*** Data provided Section Begins ***

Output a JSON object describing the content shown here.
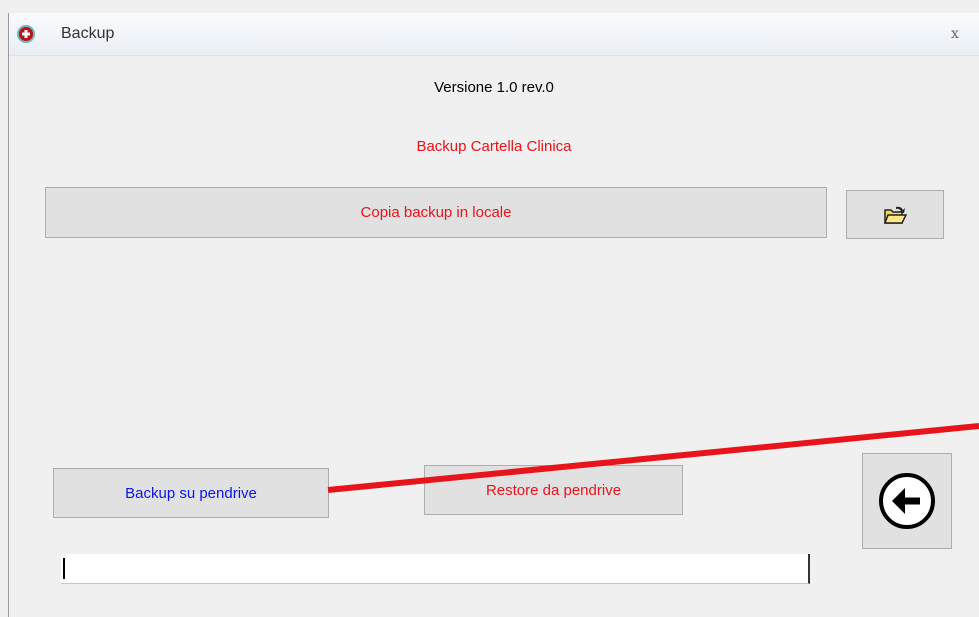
{
  "window": {
    "title": "Backup",
    "close_label": "x"
  },
  "labels": {
    "version": "Versione 1.0 rev.0",
    "heading": "Backup Cartella Clinica"
  },
  "buttons": {
    "copy_local": "Copia backup in locale",
    "backup_pendrive": "Backup su pendrive",
    "restore_pendrive": "Restore da pendrive"
  },
  "progress": {
    "value": ""
  },
  "icons": {
    "app": "medical-cross-icon",
    "folder": "open-folder-icon",
    "back": "back-arrow-icon"
  },
  "colors": {
    "red_text": "#e8141b",
    "blue_text": "#0a15f0",
    "annotation": "#e8141b"
  }
}
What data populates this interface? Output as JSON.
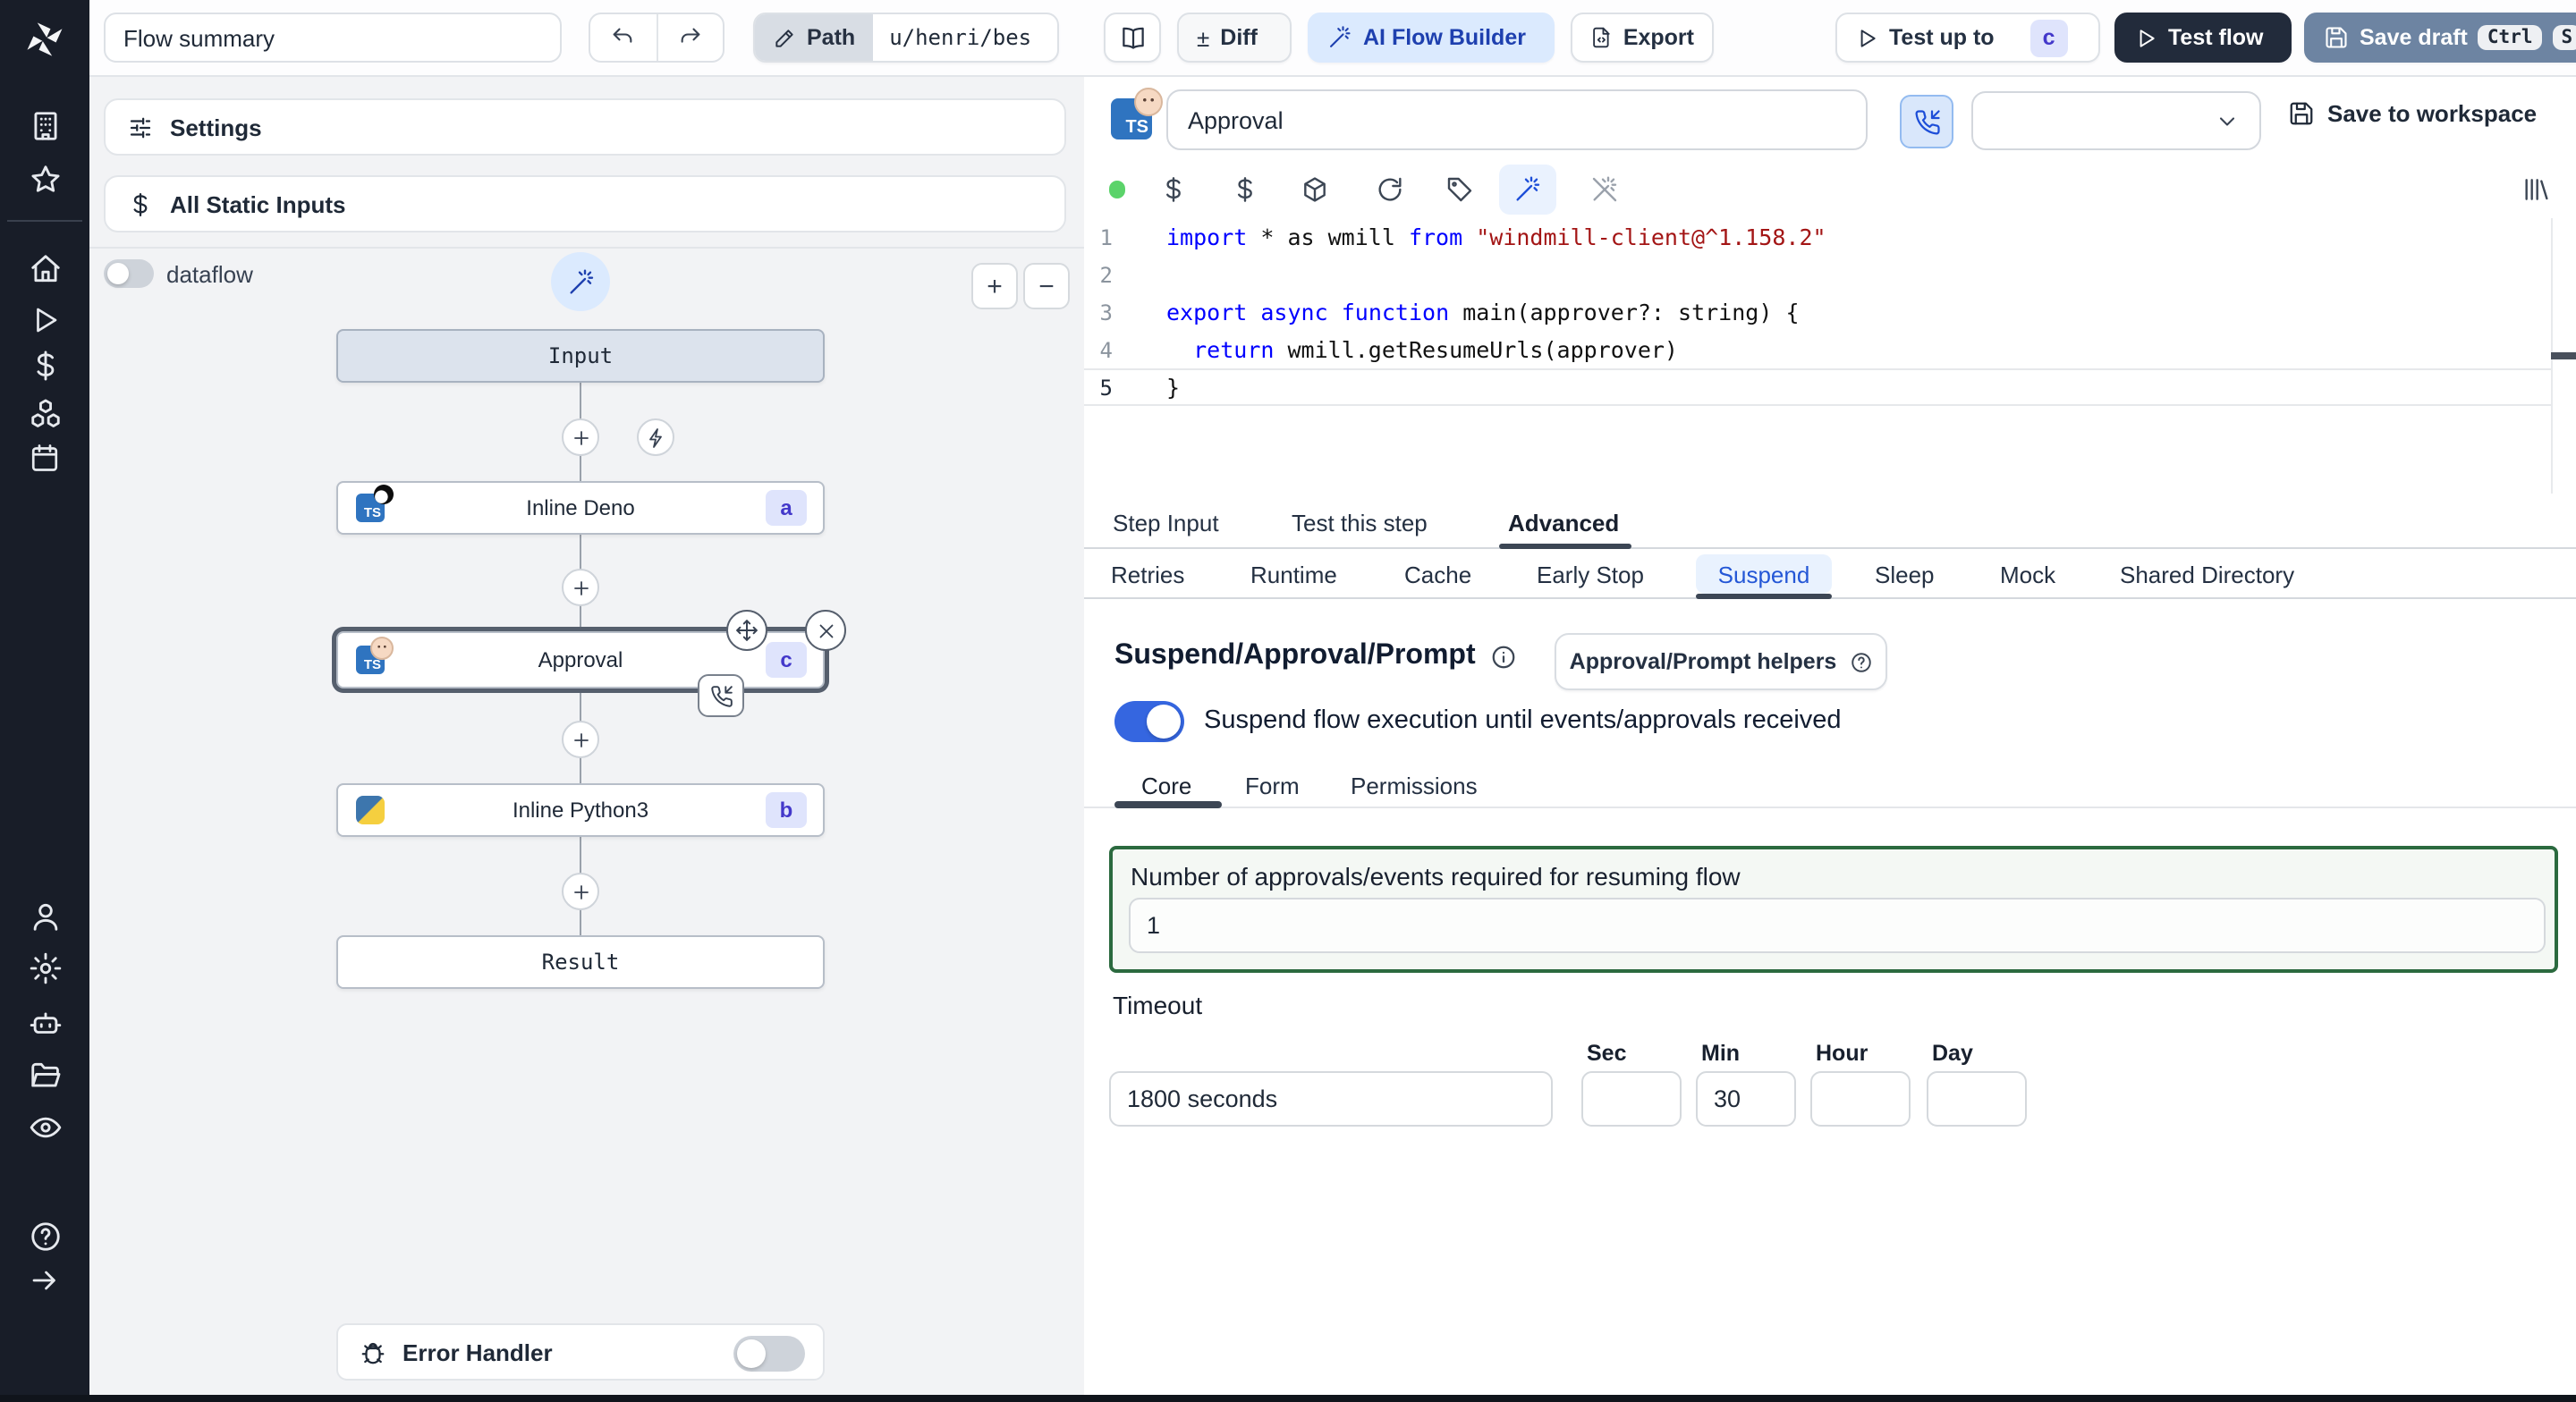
{
  "topbar": {
    "flow_summary": "Flow summary",
    "path_label": "Path",
    "path_value": "u/henri/bes",
    "diff": "Diff",
    "ai_flow_builder": "AI Flow Builder",
    "export": "Export",
    "test_up_to": "Test up to",
    "test_badge": "c",
    "test_flow": "Test flow",
    "save_draft": "Save draft",
    "key_ctrl": "Ctrl",
    "key_s": "S"
  },
  "sidebar": {
    "icons": [
      "building",
      "star",
      "home",
      "play",
      "dollar",
      "cubes",
      "calendar",
      "user",
      "settings",
      "robot",
      "folder",
      "eye",
      "help",
      "arrow-right"
    ]
  },
  "flow": {
    "settings": "Settings",
    "all_static_inputs": "All Static Inputs",
    "dataflow": "dataflow",
    "zoom_in": "+",
    "zoom_out": "−",
    "input_node": "Input",
    "steps": [
      {
        "label": "Inline Deno",
        "badge": "a"
      },
      {
        "label": "Approval",
        "badge": "c"
      },
      {
        "label": "Inline Python3",
        "badge": "b"
      }
    ],
    "result_node": "Result",
    "error_handler": "Error Handler"
  },
  "step": {
    "title": "Approval",
    "save_to_workspace": "Save to workspace",
    "editor": {
      "lines": [
        {
          "n": "1",
          "tokens": [
            {
              "t": "import"
            },
            {
              "t": " * as wmill "
            },
            {
              "t": "from"
            },
            {
              "t": " "
            },
            {
              "t": "\"windmill-client@^1.158.2\""
            }
          ]
        },
        {
          "n": "2",
          "tokens": []
        },
        {
          "n": "3",
          "tokens": [
            {
              "t": "export"
            },
            {
              "t": " "
            },
            {
              "t": "async"
            },
            {
              "t": " "
            },
            {
              "t": "function"
            },
            {
              "t": " main(approver?: string) {"
            }
          ]
        },
        {
          "n": "4",
          "tokens": [
            {
              "t": "  "
            },
            {
              "t": "return"
            },
            {
              "t": " wmill.getResumeUrls(approver)"
            }
          ]
        },
        {
          "n": "5",
          "tokens": [
            {
              "t": "}"
            }
          ]
        }
      ]
    },
    "tabs": [
      "Step Input",
      "Test this step",
      "Advanced"
    ],
    "active_tab": "Advanced",
    "advanced_tabs": [
      "Retries",
      "Runtime",
      "Cache",
      "Early Stop",
      "Suspend",
      "Sleep",
      "Mock",
      "Shared Directory"
    ],
    "active_advanced_tab": "Suspend",
    "suspend": {
      "heading": "Suspend/Approval/Prompt",
      "helpers_button": "Approval/Prompt helpers",
      "toggle_label": "Suspend flow execution until events/approvals received",
      "tabs": [
        "Core",
        "Form",
        "Permissions"
      ],
      "active_sub_tab": "Core",
      "approvals_label": "Number of approvals/events required for resuming flow",
      "approvals_value": "1",
      "timeout_label": "Timeout",
      "timeout_value": "1800 seconds",
      "units": [
        "Sec",
        "Min",
        "Hour",
        "Day"
      ],
      "min_value": "30"
    }
  },
  "colors": {
    "toggle_on": "#3566e0",
    "suspend_box_border": "#2b6a3f",
    "badge_bg": "#dfe4fc",
    "badge_text": "#4338ca",
    "keyword": "#0000ff",
    "string": "#a31515",
    "test_flow_bg": "#222b3b",
    "save_draft_bg": "#6d84a2",
    "ai_builder_bg": "#dbeafe",
    "ai_builder_text": "#1e40af",
    "status_dot": "#5bd36a"
  }
}
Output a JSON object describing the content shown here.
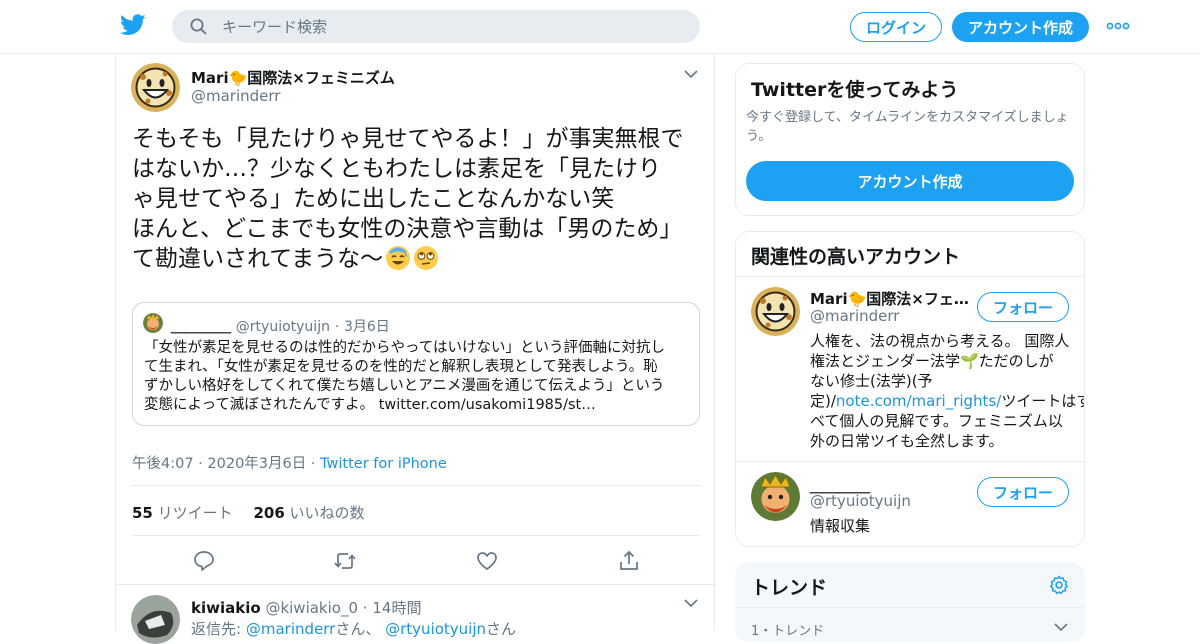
{
  "header": {
    "search_placeholder": "キーワード検索",
    "login_label": "ログイン",
    "signup_label": "アカウント作成"
  },
  "tweet": {
    "author_name": "Mari🐤国際法×フェミニズム",
    "author_handle": "@marinderr",
    "lines": [
      "そもそも「見たけりゃ見せてやるよ！」が事実無根で",
      "はないか…？少なくともわたしは素足を「見たけり",
      "ゃ見せてやる」ために出したことなんかない笑",
      "ほんと、どこまでも女性の決意や言動は「男のため」",
      "て勘違いされてまうな〜"
    ],
    "quote": {
      "author_name": "＿＿＿＿",
      "author_handle": "@rtyuiotyuijn",
      "dot": "·",
      "date": "3月6日",
      "lines": [
        "「女性が素足を見せるのは性的だからやってはいけない」という評価軸に対抗し",
        "て生まれ、「女性が素足を見せるのを性的だと解釈し表現として発表しよう。恥",
        "ずかしい格好をしてくれて僕たち嬉しいとアニメ漫画を通じて伝えよう」という",
        "変態によって滅ぼされたんですよ。 twitter.com/usakomi1985/st…"
      ]
    },
    "timestamp": "午後4:07 · 2020年3月6日 ·",
    "source": "Twitter for iPhone",
    "retweet_count": "55",
    "retweet_label": "リツイート",
    "like_count": "206",
    "like_label": "いいねの数"
  },
  "reply": {
    "author_name": "kiwiakio",
    "author_handle": "@kiwiakio_0",
    "dot": "·",
    "time": "14時間",
    "reply_to_label": "返信先:",
    "reply_to_1": "@marinderr",
    "reply_to_sep": "さん、",
    "reply_to_2": "@rtyuiotyuijn",
    "reply_to_end": "さん"
  },
  "signup_card": {
    "title": "Twitterを使ってみよう",
    "desc_line1": "今すぐ登録して、タイムラインをカスタマイズしましょ",
    "desc_line2": "う。",
    "button_label": "アカウント作成"
  },
  "related": {
    "title": "関連性の高いアカウント",
    "follow_label": "フォロー",
    "accounts": [
      {
        "name": "Mari🐤国際法×フェ…",
        "handle": "@marinderr",
        "bio_line1": "人権を、法の視点から考える。 国際人",
        "bio_line2": "権法とジェンダー法学🌱ただのしが",
        "bio_line3": "ない修士(法学)(予",
        "bio_line4_pre": "定)/",
        "bio_link": "note.com/mari_rights/",
        "bio_line4_post": "ツイートはす",
        "bio_line5": "べて個人の見解です。フェミニズム以",
        "bio_line6": "外の日常ツイも全然します。"
      },
      {
        "name": "＿＿＿＿",
        "handle": "@rtyuiotyuijn",
        "bio": "情報収集"
      }
    ]
  },
  "trends": {
    "title": "トレンド",
    "first_item": "1・トレンド"
  },
  "colors": {
    "accent": "#1da1f2",
    "link": "#1b95e0",
    "muted": "#657786",
    "border": "#e6ecf0"
  }
}
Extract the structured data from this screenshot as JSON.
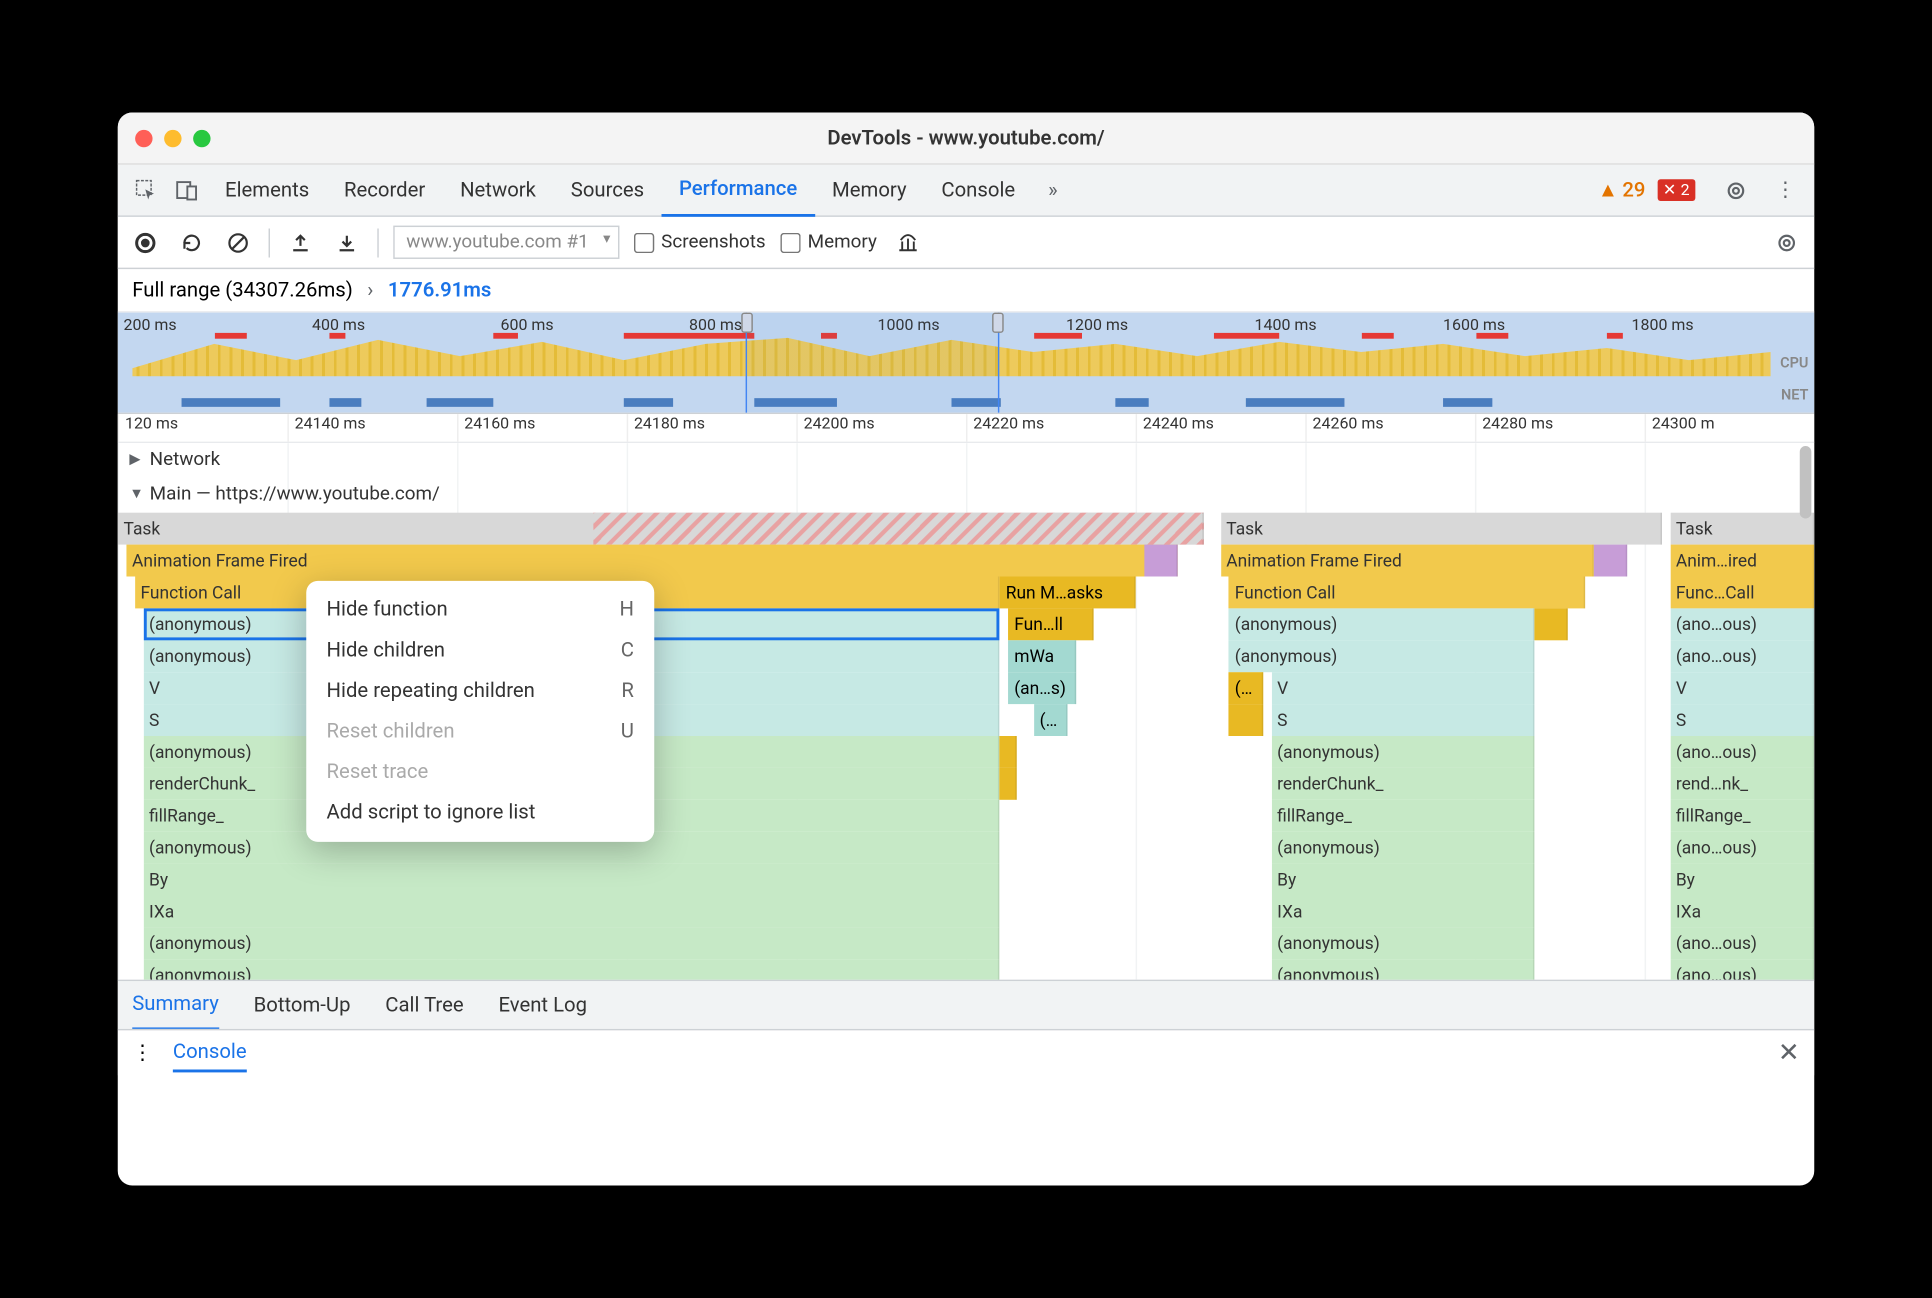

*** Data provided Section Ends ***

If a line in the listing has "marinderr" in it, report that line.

## Written answer
    "author_handle": "@marinderr",
    "reply_to_1": "@marinderr",
        "handle": "@marinderr",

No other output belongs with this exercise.